▶
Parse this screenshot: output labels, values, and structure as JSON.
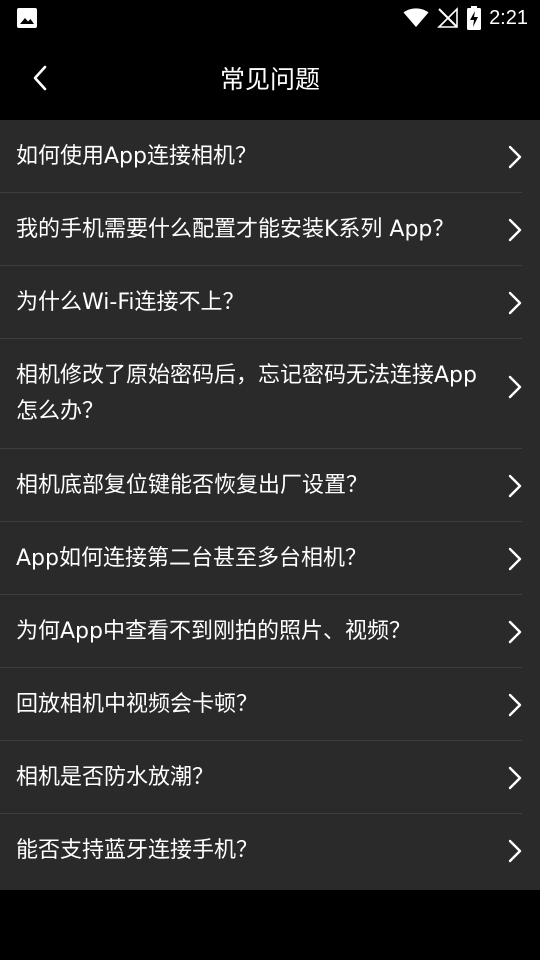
{
  "status_bar": {
    "time": "2:21",
    "icons": [
      "image-icon",
      "wifi-icon",
      "signal-off-icon",
      "battery-charging-icon"
    ]
  },
  "header": {
    "title": "常见问题",
    "back_icon": "back-arrow-icon"
  },
  "faq": {
    "items": [
      {
        "label": "如何使用App连接相机？"
      },
      {
        "label": "我的手机需要什么配置才能安装K系列 App？"
      },
      {
        "label": "为什么Wi-Fi连接不上？"
      },
      {
        "label": "相机修改了原始密码后，忘记密码无法连接App怎么办？"
      },
      {
        "label": "相机底部复位键能否恢复出厂设置？"
      },
      {
        "label": "App如何连接第二台甚至多台相机？"
      },
      {
        "label": "为何App中查看不到刚拍的照片、视频？"
      },
      {
        "label": "回放相机中视频会卡顿？"
      },
      {
        "label": "相机是否防水放潮？"
      },
      {
        "label": "能否支持蓝牙连接手机？"
      }
    ]
  },
  "colors": {
    "background": "#000000",
    "list_background": "#2a2a2a",
    "divider": "#3e3e3e",
    "text": "#ffffff"
  }
}
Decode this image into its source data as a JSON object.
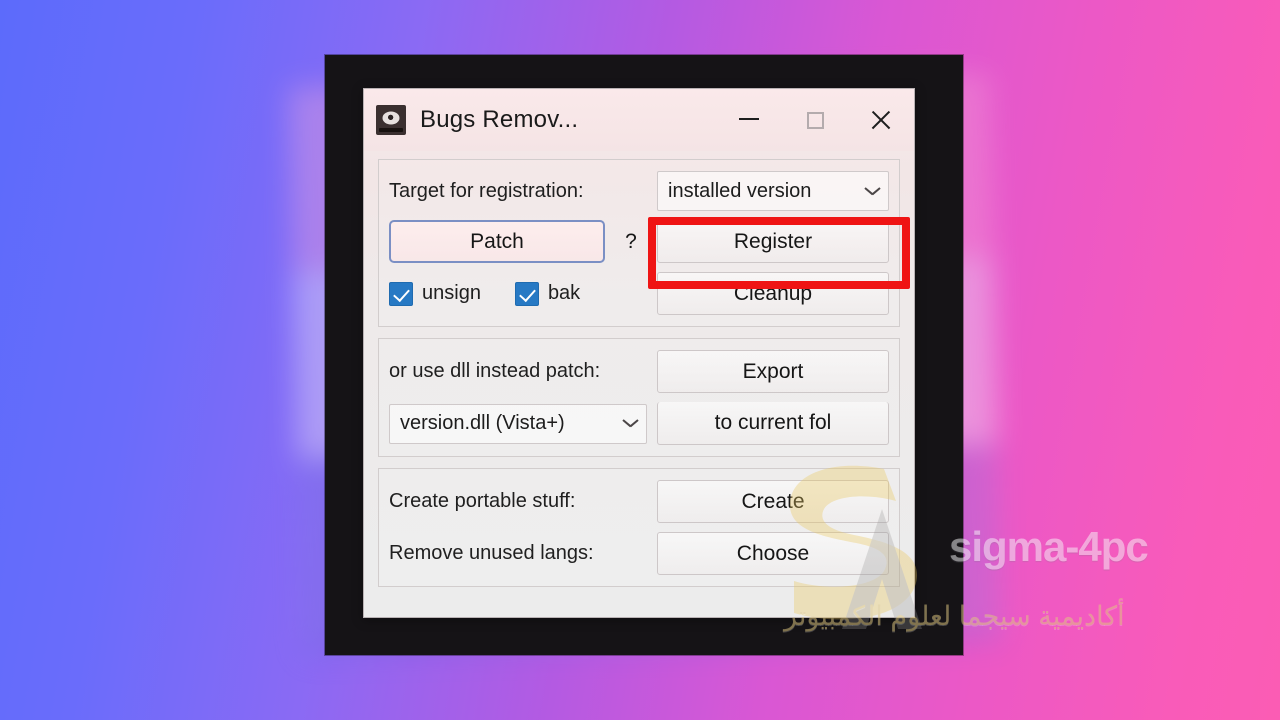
{
  "window": {
    "title": "Bugs Remov...",
    "icon": "app-disc-icon",
    "controls": {
      "minimize": "minimize-icon",
      "maximize": "maximize-icon",
      "close": "close-icon"
    }
  },
  "section_registration": {
    "target_label": "Target for registration:",
    "target_combo_value": "installed version",
    "patch_button": "Patch",
    "help_button": "?",
    "register_button": "Register",
    "unsign_checkbox": {
      "label": "unsign",
      "checked": true
    },
    "bak_checkbox": {
      "label": "bak",
      "checked": true
    },
    "cleanup_button": "Cleanup"
  },
  "section_dll": {
    "dll_label": "or use dll instead patch:",
    "export_button": "Export",
    "dll_combo_value": "version.dll (Vista+)",
    "to_current_button": "to current fol"
  },
  "section_extras": {
    "portable_label": "Create portable stuff:",
    "create_button": "Create",
    "langs_label": "Remove unused langs:",
    "choose_button": "Choose"
  },
  "watermark": {
    "brand": "sigma-4pc",
    "arabic": "أكاديمية سيجما لعلوم الكمبيوتر"
  },
  "colors": {
    "highlight": "#ef1414",
    "checkbox": "#2779c4",
    "default_button_border": "#7b8fc4",
    "backdrop": "#151316"
  }
}
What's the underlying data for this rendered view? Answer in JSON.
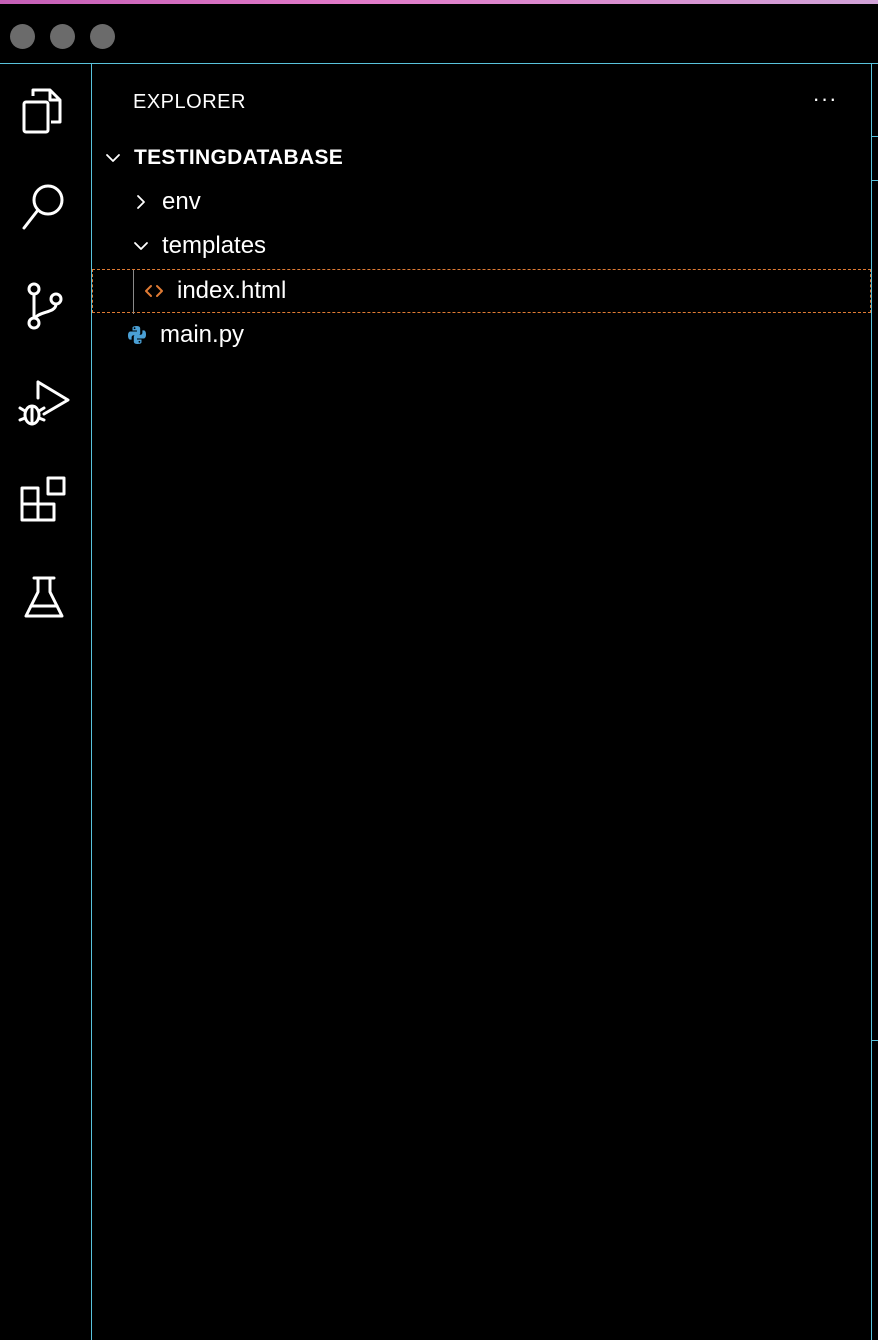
{
  "window": {
    "traffic_lights": [
      "close",
      "minimize",
      "zoom"
    ]
  },
  "activity_bar": {
    "items": [
      {
        "name": "explorer",
        "icon": "files-icon"
      },
      {
        "name": "search",
        "icon": "search-icon"
      },
      {
        "name": "source-control",
        "icon": "source-control-icon"
      },
      {
        "name": "run-and-debug",
        "icon": "run-debug-icon"
      },
      {
        "name": "extensions",
        "icon": "extensions-icon"
      },
      {
        "name": "testing",
        "icon": "flask-icon"
      }
    ]
  },
  "sidebar": {
    "title": "EXPLORER",
    "more_actions": "···",
    "root_folder": "TESTINGDATABASE",
    "tree": [
      {
        "label": "env",
        "type": "folder",
        "expanded": false
      },
      {
        "label": "templates",
        "type": "folder",
        "expanded": true
      },
      {
        "label": "index.html",
        "type": "file",
        "icon": "html-icon",
        "selected": true
      },
      {
        "label": "main.py",
        "type": "file",
        "icon": "python-icon"
      }
    ]
  },
  "colors": {
    "accent_border": "#59c2dc",
    "selection_outline": "#e07b34",
    "html_icon": "#e07b34",
    "python_icon": "#4a9fd4"
  }
}
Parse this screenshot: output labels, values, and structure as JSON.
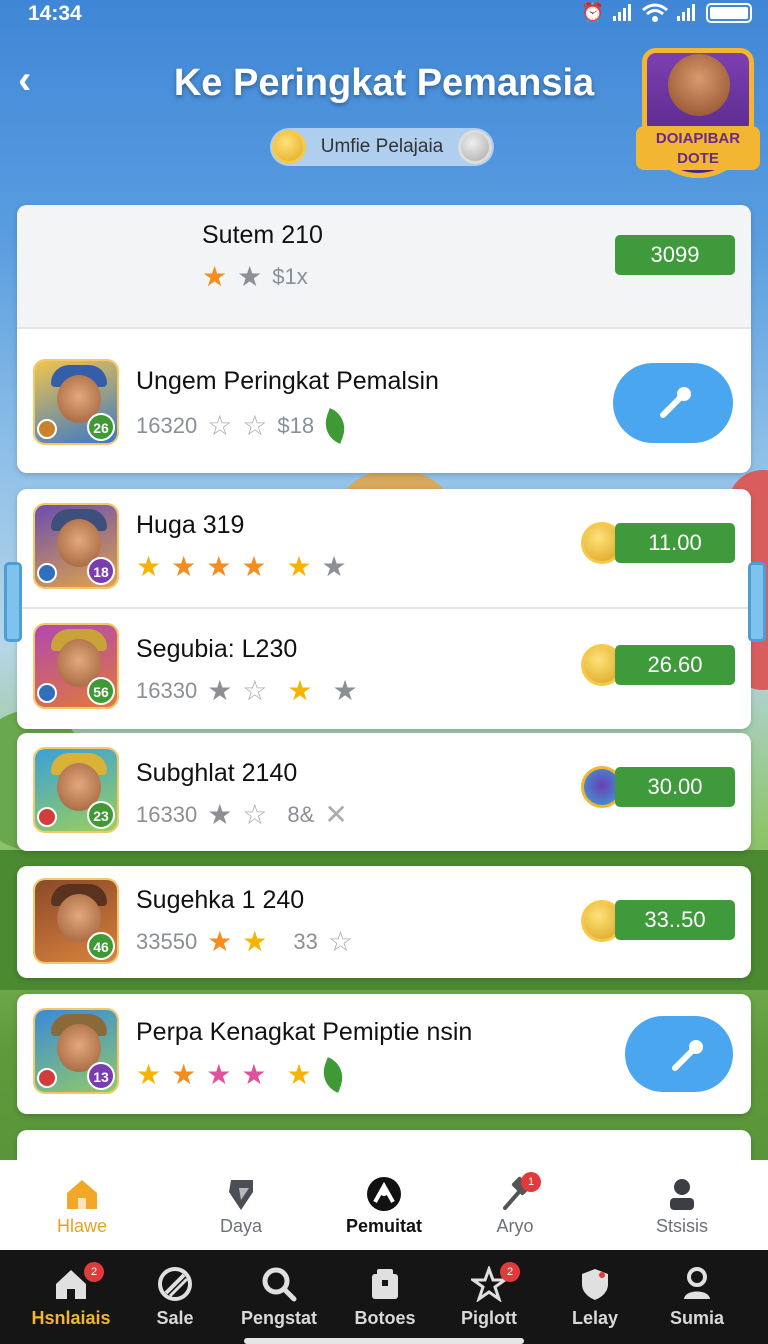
{
  "status_bar": {
    "time": "14:34"
  },
  "header": {
    "title": "Ke Peringkat Pemansia",
    "pill_label": "Umfie Pelajaia",
    "badge_text": "DOIAPIBAR DOTE"
  },
  "colors": {
    "score_green": "#3e9a3a",
    "button_blue": "#4aa7ef",
    "accent_gold": "#f4b400"
  },
  "rows": [
    {
      "name": "Sutem 210",
      "meta": "$1x",
      "score": "3099",
      "level": "",
      "action": "score"
    },
    {
      "name": "Ungem Peringkat Pemalsin",
      "meta": "16320",
      "extra": "$18",
      "level": "26",
      "action": "tool-button"
    },
    {
      "name": "Huga 319",
      "meta": "",
      "score": "11.00",
      "level": "18",
      "action": "coin-score"
    },
    {
      "name": "Segubia: L230",
      "meta": "16330",
      "score": "26.60",
      "level": "56",
      "action": "coin-score"
    },
    {
      "name": "Subghlat 2140",
      "meta": "16330",
      "extra": "8&",
      "score": "30.00",
      "level": "23",
      "action": "gem-score"
    },
    {
      "name": "Sugehka 1 240",
      "meta": "33550",
      "extra": "33",
      "score": "33..50",
      "level": "46",
      "action": "coin-score"
    },
    {
      "name": "Perpa Kenagkat Pemiptie nsin",
      "meta": "",
      "level": "13",
      "action": "tool-button"
    }
  ],
  "tabs": [
    {
      "label": "Hlawe",
      "icon": "home-icon"
    },
    {
      "label": "Daya",
      "icon": "gem-icon"
    },
    {
      "label": "Pemuitat",
      "icon": "ranking-icon"
    },
    {
      "label": "Aryo",
      "icon": "hammer-icon",
      "badge": "1"
    },
    {
      "label": "Stsisis",
      "icon": "profile-icon"
    }
  ],
  "nav": [
    {
      "label": "Hsnlaiais",
      "icon": "home-icon",
      "badge": "2"
    },
    {
      "label": "Sale",
      "icon": "sale-icon"
    },
    {
      "label": "Pengstat",
      "icon": "search-icon"
    },
    {
      "label": "Botoes",
      "icon": "box-icon"
    },
    {
      "label": "Piglott",
      "icon": "star-icon",
      "badge": "2"
    },
    {
      "label": "Lelay",
      "icon": "shield-icon"
    },
    {
      "label": "Sumia",
      "icon": "user-icon"
    }
  ]
}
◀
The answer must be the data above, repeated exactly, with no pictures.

● **REPLY TO THE EXERCISE**:
Parse this screenshot: output labels, values, and structure as JSON.
{
  "status_bar": {
    "time": "2:21",
    "icons": [
      "image-icon",
      "wifi-icon",
      "signal-off-icon",
      "battery-charging-icon"
    ]
  },
  "header": {
    "title": "常见问题",
    "back_icon": "back-arrow-icon"
  },
  "faq": {
    "items": [
      {
        "label": "如何使用App连接相机？"
      },
      {
        "label": "我的手机需要什么配置才能安装K系列 App？"
      },
      {
        "label": "为什么Wi-Fi连接不上？"
      },
      {
        "label": "相机修改了原始密码后，忘记密码无法连接App怎么办？"
      },
      {
        "label": "相机底部复位键能否恢复出厂设置？"
      },
      {
        "label": "App如何连接第二台甚至多台相机？"
      },
      {
        "label": "为何App中查看不到刚拍的照片、视频？"
      },
      {
        "label": "回放相机中视频会卡顿？"
      },
      {
        "label": "相机是否防水放潮？"
      },
      {
        "label": "能否支持蓝牙连接手机？"
      }
    ]
  },
  "colors": {
    "background": "#000000",
    "list_background": "#2a2a2a",
    "divider": "#3e3e3e",
    "text": "#ffffff"
  }
}
Decode this image into its source data as a JSON object.
{
  "window": {
    "title": "Bugs Remov...",
    "icon": "app-disc-icon",
    "controls": {
      "minimize": "minimize-icon",
      "maximize": "maximize-icon",
      "close": "close-icon"
    }
  },
  "section_registration": {
    "target_label": "Target for registration:",
    "target_combo_value": "installed version",
    "patch_button": "Patch",
    "help_button": "?",
    "register_button": "Register",
    "unsign_checkbox": {
      "label": "unsign",
      "checked": true
    },
    "bak_checkbox": {
      "label": "bak",
      "checked": true
    },
    "cleanup_button": "Cleanup"
  },
  "section_dll": {
    "dll_label": "or use dll instead patch:",
    "export_button": "Export",
    "dll_combo_value": "version.dll (Vista+)",
    "to_current_button": "to current fol"
  },
  "section_extras": {
    "portable_label": "Create portable stuff:",
    "create_button": "Create",
    "langs_label": "Remove unused langs:",
    "choose_button": "Choose"
  },
  "watermark": {
    "brand": "sigma-4pc",
    "arabic": "أكاديمية سيجما لعلوم الكمبيوتر"
  },
  "colors": {
    "highlight": "#ef1414",
    "checkbox": "#2779c4",
    "default_button_border": "#7b8fc4",
    "backdrop": "#151316"
  }
}
What's the underlying data for this rendered view? Answer in JSON.
{
  "window": {
    "traffic_lights": [
      "close",
      "minimize",
      "zoom"
    ]
  },
  "activity_bar": {
    "items": [
      {
        "name": "explorer",
        "icon": "files-icon"
      },
      {
        "name": "search",
        "icon": "search-icon"
      },
      {
        "name": "source-control",
        "icon": "source-control-icon"
      },
      {
        "name": "run-and-debug",
        "icon": "run-debug-icon"
      },
      {
        "name": "extensions",
        "icon": "extensions-icon"
      },
      {
        "name": "testing",
        "icon": "flask-icon"
      }
    ]
  },
  "sidebar": {
    "title": "EXPLORER",
    "more_actions": "···",
    "root_folder": "TESTINGDATABASE",
    "tree": [
      {
        "label": "env",
        "type": "folder",
        "expanded": false
      },
      {
        "label": "templates",
        "type": "folder",
        "expanded": true
      },
      {
        "label": "index.html",
        "type": "file",
        "icon": "html-icon",
        "selected": true
      },
      {
        "label": "main.py",
        "type": "file",
        "icon": "python-icon"
      }
    ]
  },
  "colors": {
    "accent_border": "#59c2dc",
    "selection_outline": "#e07b34",
    "html_icon": "#e07b34",
    "python_icon": "#4a9fd4"
  }
}
Parse this screenshot: output labels, values, and structure as JSON.
{
  "status_bar": {
    "time": "14:34"
  },
  "header": {
    "title": "Ke Peringkat Pemansia",
    "pill_label": "Umfie Pelajaia",
    "badge_text": "DOIAPIBAR DOTE"
  },
  "colors": {
    "score_green": "#3e9a3a",
    "button_blue": "#4aa7ef",
    "accent_gold": "#f4b400"
  },
  "rows": [
    {
      "name": "Sutem 210",
      "meta": "$1x",
      "score": "3099",
      "level": "",
      "action": "score"
    },
    {
      "name": "Ungem Peringkat Pemalsin",
      "meta": "16320",
      "extra": "$18",
      "level": "26",
      "action": "tool-button"
    },
    {
      "name": "Huga 319",
      "meta": "",
      "score": "11.00",
      "level": "18",
      "action": "coin-score"
    },
    {
      "name": "Segubia: L230",
      "meta": "16330",
      "score": "26.60",
      "level": "56",
      "action": "coin-score"
    },
    {
      "name": "Subghlat 2140",
      "meta": "16330",
      "extra": "8&",
      "score": "30.00",
      "level": "23",
      "action": "gem-score"
    },
    {
      "name": "Sugehka 1 240",
      "meta": "33550",
      "extra": "33",
      "score": "33..50",
      "level": "46",
      "action": "coin-score"
    },
    {
      "name": "Perpa Kenagkat Pemiptie nsin",
      "meta": "",
      "level": "13",
      "action": "tool-button"
    }
  ],
  "tabs": [
    {
      "label": "Hlawe",
      "icon": "home-icon"
    },
    {
      "label": "Daya",
      "icon": "gem-icon"
    },
    {
      "label": "Pemuitat",
      "icon": "ranking-icon"
    },
    {
      "label": "Aryo",
      "icon": "hammer-icon",
      "badge": "1"
    },
    {
      "label": "Stsisis",
      "icon": "profile-icon"
    }
  ],
  "nav": [
    {
      "label": "Hsnlaiais",
      "icon": "home-icon",
      "badge": "2"
    },
    {
      "label": "Sale",
      "icon": "sale-icon"
    },
    {
      "label": "Pengstat",
      "icon": "search-icon"
    },
    {
      "label": "Botoes",
      "icon": "box-icon"
    },
    {
      "label": "Piglott",
      "icon": "star-icon",
      "badge": "2"
    },
    {
      "label": "Lelay",
      "icon": "shield-icon"
    },
    {
      "label": "Sumia",
      "icon": "user-icon"
    }
  ]
}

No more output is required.